The books have also fueled Mika’s passion for Ancient Egypt – something which I, of course, have encouraged (for those who don’t know me, I was an Ancient Egyptian Archaeology major in college). This year we are throwing Mika an Ancient Egyptian birthday party. To my great happiness, the 3rd Theodosia book came out early, so I will actually be able to give it to Mika for her birthday.
As for this posting, the purpose is to encourage everyone whose kids (specially girls) have shown any interest in Ancient Egypt to get the books for their children. The San Leandro library now has them (thanks to Mike who told them they should get them), and I’m sure other libraries out there do as well. The first two are now on soft-cover and quite affordable. Sorry, we can’t loan you our copies because Mike is currently reading them to Camila (not that I think she’s getting much out of them).
I’m happy to say that the author has written on her blog that she’s just finished writing the fourth Theodosia book, Theodosia and the Last Pharaoh, so the adventure will continue.
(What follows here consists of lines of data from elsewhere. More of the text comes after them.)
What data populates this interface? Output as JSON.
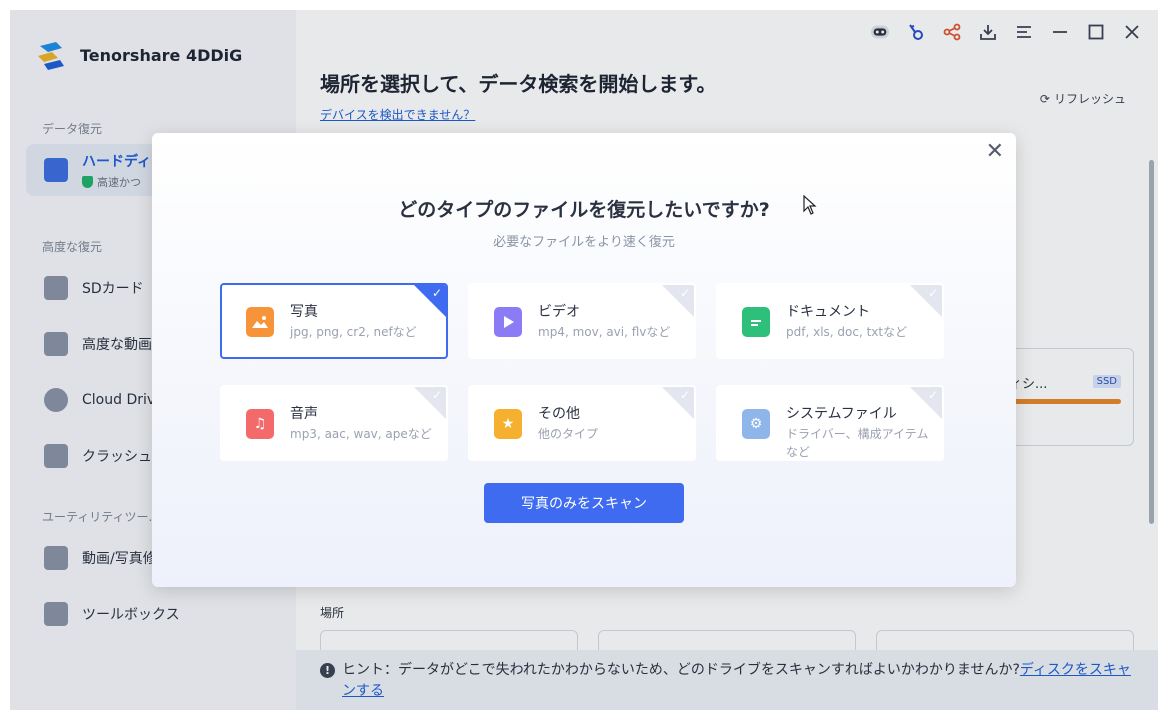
{
  "app": {
    "name": "Tenorshare 4DDiG"
  },
  "sidebar": {
    "sections": {
      "recovery": "データ復元",
      "advanced": "高度な復元",
      "utility": "ユーティリティツー..."
    },
    "items": [
      {
        "label": "ハードディ",
        "sub": "高速かつ"
      },
      {
        "label": "SDカード"
      },
      {
        "label": "高度な動画"
      },
      {
        "label": "Cloud Driv"
      },
      {
        "label": "クラッシュ"
      },
      {
        "label": "動画/写真修"
      },
      {
        "label": "ツールボックス"
      }
    ]
  },
  "main": {
    "title": "場所を選択して、データ検索を開始します。",
    "detect_link": "デバイスを検出できません？",
    "refresh": "リフレッシュ",
    "drive": {
      "name": "ィシ...",
      "badge": "SSD"
    },
    "place_label": "場所",
    "hint": {
      "prefix": "ヒント：データがどこで失われたかわからないため、どのドライブをスキャンすればよいかわかりませんか?",
      "link": "ディスクをスキャンする"
    }
  },
  "modal": {
    "title": "どのタイプのファイルを復元したいですか?",
    "subtitle": "必要なファイルをより速く復元",
    "scan_button": "写真のみをスキャン",
    "types": [
      {
        "name": "写真",
        "desc": "jpg, png, cr2, nefなど",
        "selected": true,
        "color": "#f7943a"
      },
      {
        "name": "ビデオ",
        "desc": "mp4, mov, avi, flvなど",
        "selected": false,
        "color": "#8b7cf5"
      },
      {
        "name": "ドキュメント",
        "desc": "pdf, xls, doc, txtなど",
        "selected": false,
        "color": "#2ec07a"
      },
      {
        "name": "音声",
        "desc": "mp3, aac, wav, apeなど",
        "selected": false,
        "color": "#f26a6a"
      },
      {
        "name": "その他",
        "desc": "他のタイプ",
        "selected": false,
        "color": "#f5b030"
      },
      {
        "name": "システムファイル",
        "desc": "ドライバー、構成アイテムなど",
        "selected": false,
        "color": "#8fb6ea"
      }
    ]
  },
  "colors": {
    "accent": "#3e6bf0",
    "link": "#1e5ed8"
  }
}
Cat Mummies – book review

Cat MummiesCat Mummies is a delightful book about the worship of cats in Ancient Egypt. It’s written in serious, yet accessible language (though I wouldn’t read it to a child under 8) and the illustrations are gorgeous. The information is accurate and fascinating, though I’m not sure why the author put so much emphasis on the Persian conquest. Mika loved reading the book.
My only issue are a couple of paragraphs that implied that Egypt was conquered by the Persians because of its animal worship. I’m not sure if it was a veiled attempt to get a Biblical point of view in, or just sloppy writing.
In any case, it’s a great book to read to your little Egyptologist – and you can probably find it at the library or for very cheap online.